• PROBLEM DESCRIPTION: Omit every picture, then return the listing verbatim.

• DATASET RECORDS:
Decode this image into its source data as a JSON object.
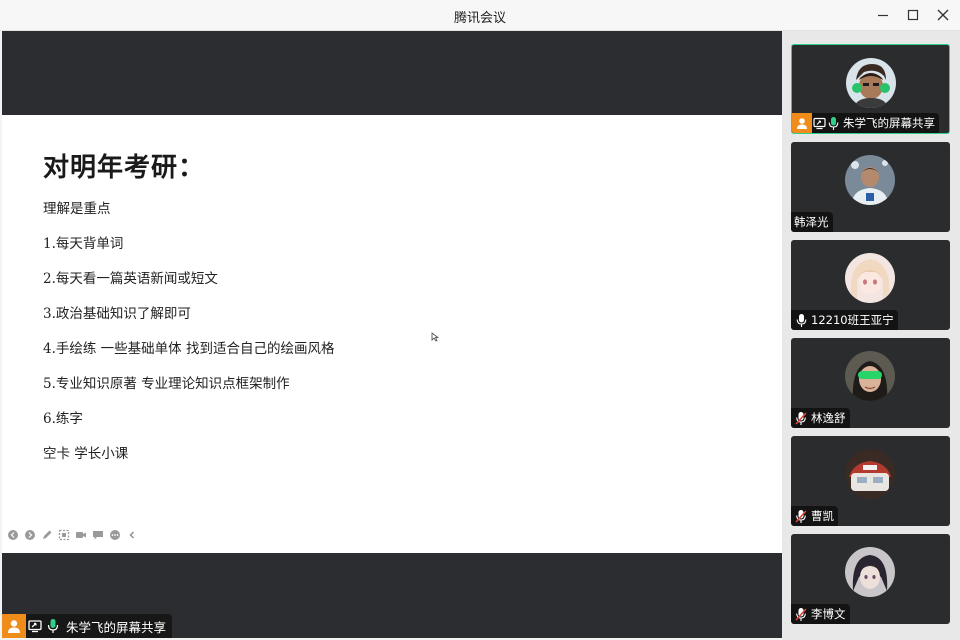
{
  "window": {
    "title": "腾讯会议"
  },
  "slide": {
    "heading": "对明年考研：",
    "lines": [
      "理解是重点",
      "1.每天背单词",
      "2.每天看一篇英语新闻或短文",
      "3.政治基础知识了解即可",
      "4.手绘练 一些基础单体 找到适合自己的绘画风格",
      "5.专业知识原著 专业理论知识点框架制作",
      "6.练字",
      "空卡 学长小课"
    ]
  },
  "share_label": "朱学飞的屏幕共享",
  "participants": [
    {
      "name": "朱学飞的屏幕共享",
      "mic": "on",
      "active": true,
      "avatar": "anime-boy-green-headphones"
    },
    {
      "name": "韩泽光",
      "mic": "none",
      "active": false,
      "avatar": "football-player"
    },
    {
      "name": "12210班王亚宁",
      "mic": "on-white",
      "active": false,
      "avatar": "anime-girl-blonde"
    },
    {
      "name": "林逸舒",
      "mic": "muted",
      "active": false,
      "avatar": "girl-green-sunglasses"
    },
    {
      "name": "曹凯",
      "mic": "muted",
      "active": false,
      "avatar": "car-image"
    },
    {
      "name": "李博文",
      "mic": "muted",
      "active": false,
      "avatar": "anime-boy-dark-hair"
    }
  ],
  "colors": {
    "accent": "#2fd08a",
    "orange": "#f08c1a",
    "panel": "#2b2c2e",
    "muted": "#e0433a"
  }
}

• OUTPUT OF THE TASK:
Decode this image into its source data as a JSON object.
{
  "window": {
    "title": "腾讯会议"
  },
  "slide": {
    "heading": "对明年考研：",
    "lines": [
      "理解是重点",
      "1.每天背单词",
      "2.每天看一篇英语新闻或短文",
      "3.政治基础知识了解即可",
      "4.手绘练 一些基础单体 找到适合自己的绘画风格",
      "5.专业知识原著 专业理论知识点框架制作",
      "6.练字",
      "空卡 学长小课"
    ]
  },
  "share_label": "朱学飞的屏幕共享",
  "participants": [
    {
      "name": "朱学飞的屏幕共享",
      "mic": "on",
      "active": true,
      "avatar": "anime-boy-green-headphones"
    },
    {
      "name": "韩泽光",
      "mic": "none",
      "active": false,
      "avatar": "football-player"
    },
    {
      "name": "12210班王亚宁",
      "mic": "on-white",
      "active": false,
      "avatar": "anime-girl-blonde"
    },
    {
      "name": "林逸舒",
      "mic": "muted",
      "active": false,
      "avatar": "girl-green-sunglasses"
    },
    {
      "name": "曹凯",
      "mic": "muted",
      "active": false,
      "avatar": "car-image"
    },
    {
      "name": "李博文",
      "mic": "muted",
      "active": false,
      "avatar": "anime-boy-dark-hair"
    }
  ],
  "colors": {
    "accent": "#2fd08a",
    "orange": "#f08c1a",
    "panel": "#2b2c2e",
    "muted": "#e0433a"
  }
}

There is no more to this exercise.